After 1808, Napoleon left the Peninsular conflict in the hands of his brother Joseph, and of the marshals and generals commanding the various French armies. No one man was given supreme command of all French forces in Spain, and French operations – though frequently successful on a local level, were marred by a lack of cooperation. This was made yet worse by Napoleon's own attempts to run the war by remote control from Paris, sending written orders that were out of date even before they were dispatched.
Though often defeated, and similarly bereft of central control for the early years of the war, the Spanish leaders kept on putting fresh armies into the field, while the civilian populace refused to surrender and fought a bloody guerrilla war against the invaders. This tied down a large part of the French forces, limiting the numbers available to pursue further conquests. As a result, once their initial occupying army had been driven out in 1808, the French were never able to conquer Portugal, which was defended by its own reorganized forces and by a growing British contingent. The British were led by Arthur Wellesley, a man of outstanding ability who would subsequently get the better of Napoleon himself at Waterloo. Although initially the French had the upper hand, the reorganization of the Portuguese army by Beresford and the construction of the Lines of Torres Vedras secured Portugal from French conquest.
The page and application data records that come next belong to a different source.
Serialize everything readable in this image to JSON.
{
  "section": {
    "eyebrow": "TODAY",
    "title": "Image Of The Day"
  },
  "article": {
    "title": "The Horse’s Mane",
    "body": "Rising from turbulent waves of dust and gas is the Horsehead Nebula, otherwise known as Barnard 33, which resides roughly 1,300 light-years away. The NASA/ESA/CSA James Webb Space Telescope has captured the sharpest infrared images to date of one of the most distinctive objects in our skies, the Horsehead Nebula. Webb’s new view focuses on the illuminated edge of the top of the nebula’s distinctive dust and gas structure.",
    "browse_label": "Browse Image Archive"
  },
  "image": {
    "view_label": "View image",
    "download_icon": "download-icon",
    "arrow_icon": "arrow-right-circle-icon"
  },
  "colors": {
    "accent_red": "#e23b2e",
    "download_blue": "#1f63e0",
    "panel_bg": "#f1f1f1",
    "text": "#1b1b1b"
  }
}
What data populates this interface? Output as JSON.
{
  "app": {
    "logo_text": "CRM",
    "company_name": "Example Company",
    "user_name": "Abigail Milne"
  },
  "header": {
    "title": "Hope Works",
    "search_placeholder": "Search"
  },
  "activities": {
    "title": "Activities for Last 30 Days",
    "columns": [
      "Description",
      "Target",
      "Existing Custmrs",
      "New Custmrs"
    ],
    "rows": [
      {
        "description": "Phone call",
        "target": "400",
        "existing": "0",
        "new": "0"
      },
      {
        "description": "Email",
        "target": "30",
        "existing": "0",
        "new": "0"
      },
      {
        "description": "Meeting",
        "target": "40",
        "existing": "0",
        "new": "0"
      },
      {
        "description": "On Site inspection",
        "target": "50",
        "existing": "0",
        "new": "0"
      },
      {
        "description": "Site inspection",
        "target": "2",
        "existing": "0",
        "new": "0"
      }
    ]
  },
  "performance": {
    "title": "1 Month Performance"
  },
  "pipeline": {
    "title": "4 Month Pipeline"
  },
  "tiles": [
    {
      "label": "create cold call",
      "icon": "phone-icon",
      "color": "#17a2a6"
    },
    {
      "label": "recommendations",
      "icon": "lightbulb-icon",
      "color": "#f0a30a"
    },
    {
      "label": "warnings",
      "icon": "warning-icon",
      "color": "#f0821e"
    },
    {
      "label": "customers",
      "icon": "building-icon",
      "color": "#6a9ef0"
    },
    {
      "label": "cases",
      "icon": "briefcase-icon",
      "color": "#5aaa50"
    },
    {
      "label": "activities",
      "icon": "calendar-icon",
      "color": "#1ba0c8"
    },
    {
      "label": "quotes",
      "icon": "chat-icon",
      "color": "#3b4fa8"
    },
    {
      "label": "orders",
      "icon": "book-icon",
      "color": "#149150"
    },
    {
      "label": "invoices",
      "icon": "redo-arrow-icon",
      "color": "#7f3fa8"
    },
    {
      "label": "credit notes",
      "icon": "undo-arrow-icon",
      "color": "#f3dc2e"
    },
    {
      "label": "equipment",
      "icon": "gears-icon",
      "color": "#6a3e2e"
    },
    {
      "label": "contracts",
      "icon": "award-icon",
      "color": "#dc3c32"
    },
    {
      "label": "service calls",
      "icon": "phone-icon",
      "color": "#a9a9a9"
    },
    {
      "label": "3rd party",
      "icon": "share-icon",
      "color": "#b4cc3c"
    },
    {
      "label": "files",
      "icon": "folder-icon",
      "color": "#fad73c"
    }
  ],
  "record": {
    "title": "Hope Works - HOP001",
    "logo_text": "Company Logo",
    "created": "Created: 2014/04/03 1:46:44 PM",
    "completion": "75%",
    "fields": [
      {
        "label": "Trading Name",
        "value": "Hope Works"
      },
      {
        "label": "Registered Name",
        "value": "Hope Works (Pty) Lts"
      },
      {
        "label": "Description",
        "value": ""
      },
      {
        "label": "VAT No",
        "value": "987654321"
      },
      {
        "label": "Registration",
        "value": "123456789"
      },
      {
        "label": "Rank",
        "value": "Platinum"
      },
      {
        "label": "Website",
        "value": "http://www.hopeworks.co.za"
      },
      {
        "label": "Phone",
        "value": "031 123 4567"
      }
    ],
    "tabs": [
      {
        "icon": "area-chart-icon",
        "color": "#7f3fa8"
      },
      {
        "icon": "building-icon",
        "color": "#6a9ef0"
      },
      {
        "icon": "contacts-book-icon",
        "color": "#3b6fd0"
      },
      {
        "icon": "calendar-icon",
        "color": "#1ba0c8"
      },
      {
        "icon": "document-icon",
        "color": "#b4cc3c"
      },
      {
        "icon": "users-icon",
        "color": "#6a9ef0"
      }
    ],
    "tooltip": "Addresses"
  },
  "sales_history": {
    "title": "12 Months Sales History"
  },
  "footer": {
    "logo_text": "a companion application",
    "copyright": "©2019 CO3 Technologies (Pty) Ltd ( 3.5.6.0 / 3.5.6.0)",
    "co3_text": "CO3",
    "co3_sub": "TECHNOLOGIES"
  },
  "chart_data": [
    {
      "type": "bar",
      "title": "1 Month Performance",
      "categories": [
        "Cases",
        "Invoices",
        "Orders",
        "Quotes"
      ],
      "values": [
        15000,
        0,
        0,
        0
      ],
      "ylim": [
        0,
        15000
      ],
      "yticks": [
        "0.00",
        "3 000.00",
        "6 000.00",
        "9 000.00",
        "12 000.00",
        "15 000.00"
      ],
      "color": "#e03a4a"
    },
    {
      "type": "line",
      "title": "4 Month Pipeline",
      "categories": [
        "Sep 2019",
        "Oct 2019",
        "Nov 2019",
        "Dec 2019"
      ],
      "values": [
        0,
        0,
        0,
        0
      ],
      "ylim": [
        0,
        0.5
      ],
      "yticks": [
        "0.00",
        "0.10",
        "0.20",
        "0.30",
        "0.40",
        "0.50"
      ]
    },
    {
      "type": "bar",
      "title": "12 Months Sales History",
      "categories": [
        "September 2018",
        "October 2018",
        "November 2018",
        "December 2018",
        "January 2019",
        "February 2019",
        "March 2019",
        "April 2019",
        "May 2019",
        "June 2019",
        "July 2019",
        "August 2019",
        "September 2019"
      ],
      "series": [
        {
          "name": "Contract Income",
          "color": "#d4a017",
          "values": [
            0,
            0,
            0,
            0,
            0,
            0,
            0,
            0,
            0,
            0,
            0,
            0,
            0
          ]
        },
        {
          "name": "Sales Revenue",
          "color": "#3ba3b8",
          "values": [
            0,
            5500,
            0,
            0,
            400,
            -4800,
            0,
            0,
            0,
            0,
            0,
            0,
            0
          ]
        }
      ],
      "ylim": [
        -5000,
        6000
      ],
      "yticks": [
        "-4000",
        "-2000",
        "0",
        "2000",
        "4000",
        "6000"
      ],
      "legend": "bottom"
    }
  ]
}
Thereafter, Portugal would become the base for the Anglo-Portuguese army that would eventually join with the Spanish to evict the French from the Peninsula.
Bonaparte's Peninsular War will take you through battles and campaigns focused in and around Portugal, but also branch out into Spain for some of the early war actions of 1809. The balance of the Peninsular conflict is covered in a follow-up title currently in development.